Omit the pictures while printing every entry below exactly as given.

- [Extracted data]:
---+---

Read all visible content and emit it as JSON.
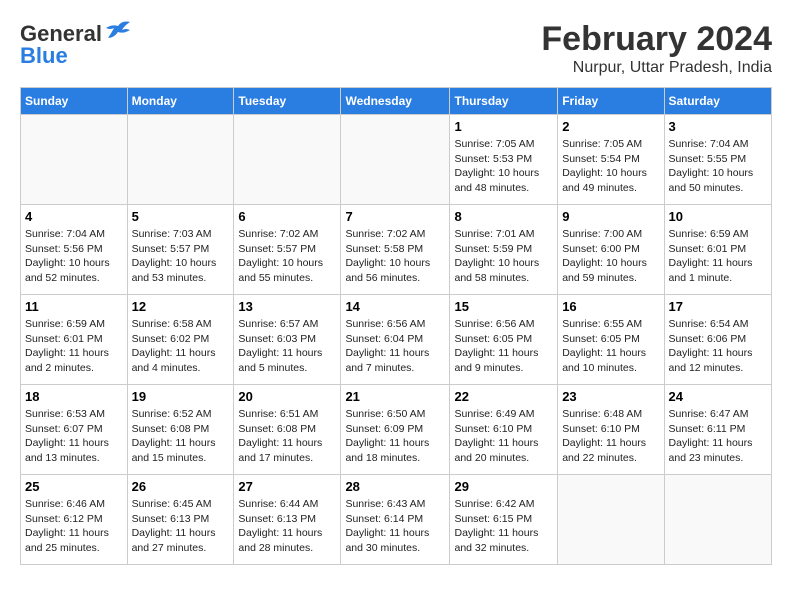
{
  "header": {
    "logo_general": "General",
    "logo_blue": "Blue",
    "month_year": "February 2024",
    "location": "Nurpur, Uttar Pradesh, India"
  },
  "days_of_week": [
    "Sunday",
    "Monday",
    "Tuesday",
    "Wednesday",
    "Thursday",
    "Friday",
    "Saturday"
  ],
  "weeks": [
    [
      {
        "day": "",
        "content": ""
      },
      {
        "day": "",
        "content": ""
      },
      {
        "day": "",
        "content": ""
      },
      {
        "day": "",
        "content": ""
      },
      {
        "day": "1",
        "content": "Sunrise: 7:05 AM\nSunset: 5:53 PM\nDaylight: 10 hours\nand 48 minutes."
      },
      {
        "day": "2",
        "content": "Sunrise: 7:05 AM\nSunset: 5:54 PM\nDaylight: 10 hours\nand 49 minutes."
      },
      {
        "day": "3",
        "content": "Sunrise: 7:04 AM\nSunset: 5:55 PM\nDaylight: 10 hours\nand 50 minutes."
      }
    ],
    [
      {
        "day": "4",
        "content": "Sunrise: 7:04 AM\nSunset: 5:56 PM\nDaylight: 10 hours\nand 52 minutes."
      },
      {
        "day": "5",
        "content": "Sunrise: 7:03 AM\nSunset: 5:57 PM\nDaylight: 10 hours\nand 53 minutes."
      },
      {
        "day": "6",
        "content": "Sunrise: 7:02 AM\nSunset: 5:57 PM\nDaylight: 10 hours\nand 55 minutes."
      },
      {
        "day": "7",
        "content": "Sunrise: 7:02 AM\nSunset: 5:58 PM\nDaylight: 10 hours\nand 56 minutes."
      },
      {
        "day": "8",
        "content": "Sunrise: 7:01 AM\nSunset: 5:59 PM\nDaylight: 10 hours\nand 58 minutes."
      },
      {
        "day": "9",
        "content": "Sunrise: 7:00 AM\nSunset: 6:00 PM\nDaylight: 10 hours\nand 59 minutes."
      },
      {
        "day": "10",
        "content": "Sunrise: 6:59 AM\nSunset: 6:01 PM\nDaylight: 11 hours\nand 1 minute."
      }
    ],
    [
      {
        "day": "11",
        "content": "Sunrise: 6:59 AM\nSunset: 6:01 PM\nDaylight: 11 hours\nand 2 minutes."
      },
      {
        "day": "12",
        "content": "Sunrise: 6:58 AM\nSunset: 6:02 PM\nDaylight: 11 hours\nand 4 minutes."
      },
      {
        "day": "13",
        "content": "Sunrise: 6:57 AM\nSunset: 6:03 PM\nDaylight: 11 hours\nand 5 minutes."
      },
      {
        "day": "14",
        "content": "Sunrise: 6:56 AM\nSunset: 6:04 PM\nDaylight: 11 hours\nand 7 minutes."
      },
      {
        "day": "15",
        "content": "Sunrise: 6:56 AM\nSunset: 6:05 PM\nDaylight: 11 hours\nand 9 minutes."
      },
      {
        "day": "16",
        "content": "Sunrise: 6:55 AM\nSunset: 6:05 PM\nDaylight: 11 hours\nand 10 minutes."
      },
      {
        "day": "17",
        "content": "Sunrise: 6:54 AM\nSunset: 6:06 PM\nDaylight: 11 hours\nand 12 minutes."
      }
    ],
    [
      {
        "day": "18",
        "content": "Sunrise: 6:53 AM\nSunset: 6:07 PM\nDaylight: 11 hours\nand 13 minutes."
      },
      {
        "day": "19",
        "content": "Sunrise: 6:52 AM\nSunset: 6:08 PM\nDaylight: 11 hours\nand 15 minutes."
      },
      {
        "day": "20",
        "content": "Sunrise: 6:51 AM\nSunset: 6:08 PM\nDaylight: 11 hours\nand 17 minutes."
      },
      {
        "day": "21",
        "content": "Sunrise: 6:50 AM\nSunset: 6:09 PM\nDaylight: 11 hours\nand 18 minutes."
      },
      {
        "day": "22",
        "content": "Sunrise: 6:49 AM\nSunset: 6:10 PM\nDaylight: 11 hours\nand 20 minutes."
      },
      {
        "day": "23",
        "content": "Sunrise: 6:48 AM\nSunset: 6:10 PM\nDaylight: 11 hours\nand 22 minutes."
      },
      {
        "day": "24",
        "content": "Sunrise: 6:47 AM\nSunset: 6:11 PM\nDaylight: 11 hours\nand 23 minutes."
      }
    ],
    [
      {
        "day": "25",
        "content": "Sunrise: 6:46 AM\nSunset: 6:12 PM\nDaylight: 11 hours\nand 25 minutes."
      },
      {
        "day": "26",
        "content": "Sunrise: 6:45 AM\nSunset: 6:13 PM\nDaylight: 11 hours\nand 27 minutes."
      },
      {
        "day": "27",
        "content": "Sunrise: 6:44 AM\nSunset: 6:13 PM\nDaylight: 11 hours\nand 28 minutes."
      },
      {
        "day": "28",
        "content": "Sunrise: 6:43 AM\nSunset: 6:14 PM\nDaylight: 11 hours\nand 30 minutes."
      },
      {
        "day": "29",
        "content": "Sunrise: 6:42 AM\nSunset: 6:15 PM\nDaylight: 11 hours\nand 32 minutes."
      },
      {
        "day": "",
        "content": ""
      },
      {
        "day": "",
        "content": ""
      }
    ]
  ]
}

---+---

- [Answer to this problem]:
Read all visible content and emit it as JSON.
{
  "header": {
    "logo_general": "General",
    "logo_blue": "Blue",
    "month_year": "February 2024",
    "location": "Nurpur, Uttar Pradesh, India"
  },
  "days_of_week": [
    "Sunday",
    "Monday",
    "Tuesday",
    "Wednesday",
    "Thursday",
    "Friday",
    "Saturday"
  ],
  "weeks": [
    [
      {
        "day": "",
        "content": ""
      },
      {
        "day": "",
        "content": ""
      },
      {
        "day": "",
        "content": ""
      },
      {
        "day": "",
        "content": ""
      },
      {
        "day": "1",
        "content": "Sunrise: 7:05 AM\nSunset: 5:53 PM\nDaylight: 10 hours\nand 48 minutes."
      },
      {
        "day": "2",
        "content": "Sunrise: 7:05 AM\nSunset: 5:54 PM\nDaylight: 10 hours\nand 49 minutes."
      },
      {
        "day": "3",
        "content": "Sunrise: 7:04 AM\nSunset: 5:55 PM\nDaylight: 10 hours\nand 50 minutes."
      }
    ],
    [
      {
        "day": "4",
        "content": "Sunrise: 7:04 AM\nSunset: 5:56 PM\nDaylight: 10 hours\nand 52 minutes."
      },
      {
        "day": "5",
        "content": "Sunrise: 7:03 AM\nSunset: 5:57 PM\nDaylight: 10 hours\nand 53 minutes."
      },
      {
        "day": "6",
        "content": "Sunrise: 7:02 AM\nSunset: 5:57 PM\nDaylight: 10 hours\nand 55 minutes."
      },
      {
        "day": "7",
        "content": "Sunrise: 7:02 AM\nSunset: 5:58 PM\nDaylight: 10 hours\nand 56 minutes."
      },
      {
        "day": "8",
        "content": "Sunrise: 7:01 AM\nSunset: 5:59 PM\nDaylight: 10 hours\nand 58 minutes."
      },
      {
        "day": "9",
        "content": "Sunrise: 7:00 AM\nSunset: 6:00 PM\nDaylight: 10 hours\nand 59 minutes."
      },
      {
        "day": "10",
        "content": "Sunrise: 6:59 AM\nSunset: 6:01 PM\nDaylight: 11 hours\nand 1 minute."
      }
    ],
    [
      {
        "day": "11",
        "content": "Sunrise: 6:59 AM\nSunset: 6:01 PM\nDaylight: 11 hours\nand 2 minutes."
      },
      {
        "day": "12",
        "content": "Sunrise: 6:58 AM\nSunset: 6:02 PM\nDaylight: 11 hours\nand 4 minutes."
      },
      {
        "day": "13",
        "content": "Sunrise: 6:57 AM\nSunset: 6:03 PM\nDaylight: 11 hours\nand 5 minutes."
      },
      {
        "day": "14",
        "content": "Sunrise: 6:56 AM\nSunset: 6:04 PM\nDaylight: 11 hours\nand 7 minutes."
      },
      {
        "day": "15",
        "content": "Sunrise: 6:56 AM\nSunset: 6:05 PM\nDaylight: 11 hours\nand 9 minutes."
      },
      {
        "day": "16",
        "content": "Sunrise: 6:55 AM\nSunset: 6:05 PM\nDaylight: 11 hours\nand 10 minutes."
      },
      {
        "day": "17",
        "content": "Sunrise: 6:54 AM\nSunset: 6:06 PM\nDaylight: 11 hours\nand 12 minutes."
      }
    ],
    [
      {
        "day": "18",
        "content": "Sunrise: 6:53 AM\nSunset: 6:07 PM\nDaylight: 11 hours\nand 13 minutes."
      },
      {
        "day": "19",
        "content": "Sunrise: 6:52 AM\nSunset: 6:08 PM\nDaylight: 11 hours\nand 15 minutes."
      },
      {
        "day": "20",
        "content": "Sunrise: 6:51 AM\nSunset: 6:08 PM\nDaylight: 11 hours\nand 17 minutes."
      },
      {
        "day": "21",
        "content": "Sunrise: 6:50 AM\nSunset: 6:09 PM\nDaylight: 11 hours\nand 18 minutes."
      },
      {
        "day": "22",
        "content": "Sunrise: 6:49 AM\nSunset: 6:10 PM\nDaylight: 11 hours\nand 20 minutes."
      },
      {
        "day": "23",
        "content": "Sunrise: 6:48 AM\nSunset: 6:10 PM\nDaylight: 11 hours\nand 22 minutes."
      },
      {
        "day": "24",
        "content": "Sunrise: 6:47 AM\nSunset: 6:11 PM\nDaylight: 11 hours\nand 23 minutes."
      }
    ],
    [
      {
        "day": "25",
        "content": "Sunrise: 6:46 AM\nSunset: 6:12 PM\nDaylight: 11 hours\nand 25 minutes."
      },
      {
        "day": "26",
        "content": "Sunrise: 6:45 AM\nSunset: 6:13 PM\nDaylight: 11 hours\nand 27 minutes."
      },
      {
        "day": "27",
        "content": "Sunrise: 6:44 AM\nSunset: 6:13 PM\nDaylight: 11 hours\nand 28 minutes."
      },
      {
        "day": "28",
        "content": "Sunrise: 6:43 AM\nSunset: 6:14 PM\nDaylight: 11 hours\nand 30 minutes."
      },
      {
        "day": "29",
        "content": "Sunrise: 6:42 AM\nSunset: 6:15 PM\nDaylight: 11 hours\nand 32 minutes."
      },
      {
        "day": "",
        "content": ""
      },
      {
        "day": "",
        "content": ""
      }
    ]
  ]
}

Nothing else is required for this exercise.